In the listing below, how many lines contain "emergencia"? Answer with the number alone.

[Opening MATERIALS PROVIDED section]

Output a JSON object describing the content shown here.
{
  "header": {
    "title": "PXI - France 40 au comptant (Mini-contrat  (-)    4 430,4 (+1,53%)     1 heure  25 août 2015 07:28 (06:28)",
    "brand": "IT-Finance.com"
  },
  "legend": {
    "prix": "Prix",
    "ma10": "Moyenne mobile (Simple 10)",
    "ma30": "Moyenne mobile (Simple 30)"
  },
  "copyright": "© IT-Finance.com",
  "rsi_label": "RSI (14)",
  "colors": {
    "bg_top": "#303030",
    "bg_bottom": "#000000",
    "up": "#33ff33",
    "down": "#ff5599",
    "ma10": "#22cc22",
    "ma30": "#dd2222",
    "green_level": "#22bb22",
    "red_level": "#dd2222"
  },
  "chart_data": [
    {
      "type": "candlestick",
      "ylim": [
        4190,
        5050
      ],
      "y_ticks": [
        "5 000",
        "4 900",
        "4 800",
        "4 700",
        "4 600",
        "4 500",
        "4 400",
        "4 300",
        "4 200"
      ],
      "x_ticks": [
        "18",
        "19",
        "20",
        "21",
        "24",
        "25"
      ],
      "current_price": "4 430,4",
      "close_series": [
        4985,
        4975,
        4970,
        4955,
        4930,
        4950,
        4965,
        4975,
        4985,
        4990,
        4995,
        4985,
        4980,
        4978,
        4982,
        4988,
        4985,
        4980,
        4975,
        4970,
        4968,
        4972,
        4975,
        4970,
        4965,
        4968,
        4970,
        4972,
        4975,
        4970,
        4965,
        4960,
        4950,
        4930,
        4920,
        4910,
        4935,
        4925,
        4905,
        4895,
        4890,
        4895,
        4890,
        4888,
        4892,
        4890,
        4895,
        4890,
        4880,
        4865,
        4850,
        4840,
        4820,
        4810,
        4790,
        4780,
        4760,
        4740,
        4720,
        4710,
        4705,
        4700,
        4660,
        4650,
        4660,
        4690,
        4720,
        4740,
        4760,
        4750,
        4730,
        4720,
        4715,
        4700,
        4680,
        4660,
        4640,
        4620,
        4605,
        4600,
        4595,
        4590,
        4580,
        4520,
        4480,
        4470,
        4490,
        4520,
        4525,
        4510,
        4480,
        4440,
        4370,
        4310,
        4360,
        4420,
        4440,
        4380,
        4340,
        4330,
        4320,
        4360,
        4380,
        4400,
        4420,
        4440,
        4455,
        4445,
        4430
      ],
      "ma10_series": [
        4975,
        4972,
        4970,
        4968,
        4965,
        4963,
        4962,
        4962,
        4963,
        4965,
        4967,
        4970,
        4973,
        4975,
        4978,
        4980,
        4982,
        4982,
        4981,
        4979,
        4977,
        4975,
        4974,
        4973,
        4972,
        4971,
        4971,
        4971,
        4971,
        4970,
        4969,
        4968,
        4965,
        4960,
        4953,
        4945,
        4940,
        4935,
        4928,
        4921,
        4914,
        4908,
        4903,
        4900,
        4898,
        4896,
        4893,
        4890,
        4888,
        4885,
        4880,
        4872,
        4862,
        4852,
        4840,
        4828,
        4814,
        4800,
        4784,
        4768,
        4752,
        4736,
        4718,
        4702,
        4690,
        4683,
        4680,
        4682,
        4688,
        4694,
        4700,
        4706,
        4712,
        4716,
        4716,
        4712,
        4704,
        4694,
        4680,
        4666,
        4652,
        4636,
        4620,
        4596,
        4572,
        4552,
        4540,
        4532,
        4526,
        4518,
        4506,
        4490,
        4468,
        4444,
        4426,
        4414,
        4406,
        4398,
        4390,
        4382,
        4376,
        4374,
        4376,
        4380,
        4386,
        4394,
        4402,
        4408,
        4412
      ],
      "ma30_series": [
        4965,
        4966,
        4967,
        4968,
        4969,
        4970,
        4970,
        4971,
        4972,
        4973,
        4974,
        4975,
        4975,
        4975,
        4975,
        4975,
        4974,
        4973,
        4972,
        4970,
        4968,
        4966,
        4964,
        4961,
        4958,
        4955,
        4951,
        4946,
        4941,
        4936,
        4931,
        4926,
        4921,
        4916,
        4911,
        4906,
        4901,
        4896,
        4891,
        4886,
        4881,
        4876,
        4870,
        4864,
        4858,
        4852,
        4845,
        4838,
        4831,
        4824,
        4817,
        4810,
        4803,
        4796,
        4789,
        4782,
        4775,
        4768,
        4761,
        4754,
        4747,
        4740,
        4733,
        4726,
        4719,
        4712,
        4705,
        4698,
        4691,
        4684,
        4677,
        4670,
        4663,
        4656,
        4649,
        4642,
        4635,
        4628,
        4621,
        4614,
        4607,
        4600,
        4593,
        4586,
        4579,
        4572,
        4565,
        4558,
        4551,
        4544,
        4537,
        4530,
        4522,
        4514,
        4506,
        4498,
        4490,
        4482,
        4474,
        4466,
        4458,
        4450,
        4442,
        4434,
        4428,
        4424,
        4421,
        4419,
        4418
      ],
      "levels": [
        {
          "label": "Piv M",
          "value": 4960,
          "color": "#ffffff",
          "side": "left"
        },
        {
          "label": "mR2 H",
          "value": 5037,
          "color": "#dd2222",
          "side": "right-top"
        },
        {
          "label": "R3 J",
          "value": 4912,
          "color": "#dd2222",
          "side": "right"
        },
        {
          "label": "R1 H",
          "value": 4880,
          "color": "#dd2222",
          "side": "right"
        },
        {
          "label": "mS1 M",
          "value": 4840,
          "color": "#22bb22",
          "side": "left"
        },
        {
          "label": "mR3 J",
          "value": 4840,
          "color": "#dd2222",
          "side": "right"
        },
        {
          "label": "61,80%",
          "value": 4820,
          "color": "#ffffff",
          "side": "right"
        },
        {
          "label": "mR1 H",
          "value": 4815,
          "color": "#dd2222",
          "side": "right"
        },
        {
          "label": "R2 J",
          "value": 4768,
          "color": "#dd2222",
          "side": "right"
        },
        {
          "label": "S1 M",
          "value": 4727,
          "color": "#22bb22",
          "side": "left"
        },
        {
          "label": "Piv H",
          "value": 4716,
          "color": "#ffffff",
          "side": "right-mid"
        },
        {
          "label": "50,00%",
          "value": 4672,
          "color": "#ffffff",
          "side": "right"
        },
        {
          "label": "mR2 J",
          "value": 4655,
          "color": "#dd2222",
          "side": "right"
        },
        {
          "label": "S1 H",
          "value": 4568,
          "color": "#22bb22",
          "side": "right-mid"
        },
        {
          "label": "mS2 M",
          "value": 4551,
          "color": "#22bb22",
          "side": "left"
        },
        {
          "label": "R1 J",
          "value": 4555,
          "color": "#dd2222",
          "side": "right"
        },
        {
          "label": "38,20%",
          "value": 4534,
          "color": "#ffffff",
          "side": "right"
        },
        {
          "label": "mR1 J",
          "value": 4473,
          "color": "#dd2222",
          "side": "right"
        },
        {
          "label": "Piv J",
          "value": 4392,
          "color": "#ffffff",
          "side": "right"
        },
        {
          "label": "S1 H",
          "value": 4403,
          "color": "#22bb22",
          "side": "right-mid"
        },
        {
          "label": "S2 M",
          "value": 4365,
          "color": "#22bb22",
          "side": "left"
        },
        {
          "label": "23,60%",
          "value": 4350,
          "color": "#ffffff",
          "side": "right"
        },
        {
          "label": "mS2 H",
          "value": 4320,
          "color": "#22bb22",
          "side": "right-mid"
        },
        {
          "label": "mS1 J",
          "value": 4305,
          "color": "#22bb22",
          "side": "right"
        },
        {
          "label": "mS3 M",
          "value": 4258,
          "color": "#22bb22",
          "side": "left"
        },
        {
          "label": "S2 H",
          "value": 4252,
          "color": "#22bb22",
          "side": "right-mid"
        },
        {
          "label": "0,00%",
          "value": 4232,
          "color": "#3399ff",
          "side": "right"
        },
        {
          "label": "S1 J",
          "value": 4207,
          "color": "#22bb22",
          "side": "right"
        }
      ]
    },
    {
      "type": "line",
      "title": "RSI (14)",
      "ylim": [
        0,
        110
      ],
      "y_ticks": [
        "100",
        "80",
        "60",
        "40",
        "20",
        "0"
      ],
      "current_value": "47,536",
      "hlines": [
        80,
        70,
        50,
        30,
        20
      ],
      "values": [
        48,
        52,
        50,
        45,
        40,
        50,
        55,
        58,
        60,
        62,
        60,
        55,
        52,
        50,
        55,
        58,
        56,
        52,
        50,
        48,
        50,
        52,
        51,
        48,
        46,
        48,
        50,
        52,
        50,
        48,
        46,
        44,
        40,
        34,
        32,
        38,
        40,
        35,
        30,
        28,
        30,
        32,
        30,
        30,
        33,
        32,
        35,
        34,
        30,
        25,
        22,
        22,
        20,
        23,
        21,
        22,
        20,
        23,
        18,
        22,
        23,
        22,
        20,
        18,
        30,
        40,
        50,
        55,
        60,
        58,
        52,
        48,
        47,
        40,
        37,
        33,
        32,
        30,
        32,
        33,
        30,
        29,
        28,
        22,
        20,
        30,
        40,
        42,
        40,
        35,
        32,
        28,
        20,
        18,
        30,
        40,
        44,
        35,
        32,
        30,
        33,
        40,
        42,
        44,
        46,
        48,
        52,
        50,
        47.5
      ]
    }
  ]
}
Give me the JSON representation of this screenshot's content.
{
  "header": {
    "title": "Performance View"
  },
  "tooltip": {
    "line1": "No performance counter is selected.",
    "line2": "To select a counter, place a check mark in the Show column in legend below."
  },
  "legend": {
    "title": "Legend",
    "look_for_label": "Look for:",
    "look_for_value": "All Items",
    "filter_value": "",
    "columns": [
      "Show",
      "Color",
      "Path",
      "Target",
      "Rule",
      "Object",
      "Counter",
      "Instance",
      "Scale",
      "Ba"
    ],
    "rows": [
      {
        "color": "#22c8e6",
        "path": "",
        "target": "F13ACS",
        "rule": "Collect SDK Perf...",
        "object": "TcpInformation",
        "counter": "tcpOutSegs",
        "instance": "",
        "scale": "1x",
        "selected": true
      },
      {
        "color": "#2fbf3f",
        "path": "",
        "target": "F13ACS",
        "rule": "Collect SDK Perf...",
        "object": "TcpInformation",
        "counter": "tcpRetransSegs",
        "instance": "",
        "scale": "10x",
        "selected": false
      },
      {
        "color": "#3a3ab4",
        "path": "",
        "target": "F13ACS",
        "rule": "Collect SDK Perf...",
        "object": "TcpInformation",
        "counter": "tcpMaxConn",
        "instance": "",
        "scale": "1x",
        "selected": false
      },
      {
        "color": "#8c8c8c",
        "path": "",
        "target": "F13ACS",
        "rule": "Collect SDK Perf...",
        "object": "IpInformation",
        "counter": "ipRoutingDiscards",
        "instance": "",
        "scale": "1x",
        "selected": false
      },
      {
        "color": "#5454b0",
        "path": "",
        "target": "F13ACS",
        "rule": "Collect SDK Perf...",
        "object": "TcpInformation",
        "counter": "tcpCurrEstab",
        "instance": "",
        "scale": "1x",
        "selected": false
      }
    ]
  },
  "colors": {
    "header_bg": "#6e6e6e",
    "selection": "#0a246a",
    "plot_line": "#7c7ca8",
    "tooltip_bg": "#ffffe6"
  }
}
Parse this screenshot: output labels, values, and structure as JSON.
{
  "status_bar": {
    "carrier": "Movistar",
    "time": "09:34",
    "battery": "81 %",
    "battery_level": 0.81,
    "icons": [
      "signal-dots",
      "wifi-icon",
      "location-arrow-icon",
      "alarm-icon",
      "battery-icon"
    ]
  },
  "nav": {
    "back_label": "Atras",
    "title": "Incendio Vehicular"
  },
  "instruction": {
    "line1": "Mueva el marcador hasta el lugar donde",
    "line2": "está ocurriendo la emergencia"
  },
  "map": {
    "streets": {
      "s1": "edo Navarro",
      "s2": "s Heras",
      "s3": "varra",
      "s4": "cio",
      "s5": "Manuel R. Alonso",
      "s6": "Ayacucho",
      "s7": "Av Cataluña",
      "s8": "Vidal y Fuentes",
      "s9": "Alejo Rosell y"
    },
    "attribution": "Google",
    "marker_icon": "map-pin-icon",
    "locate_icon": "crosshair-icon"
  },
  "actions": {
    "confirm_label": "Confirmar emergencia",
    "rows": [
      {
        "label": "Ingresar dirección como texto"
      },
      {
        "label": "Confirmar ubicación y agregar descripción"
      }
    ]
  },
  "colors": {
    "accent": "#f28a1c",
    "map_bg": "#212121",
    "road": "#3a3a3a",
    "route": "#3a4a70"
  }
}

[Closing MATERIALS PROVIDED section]

# [ANSWER FOR THIS EXERCISE]
2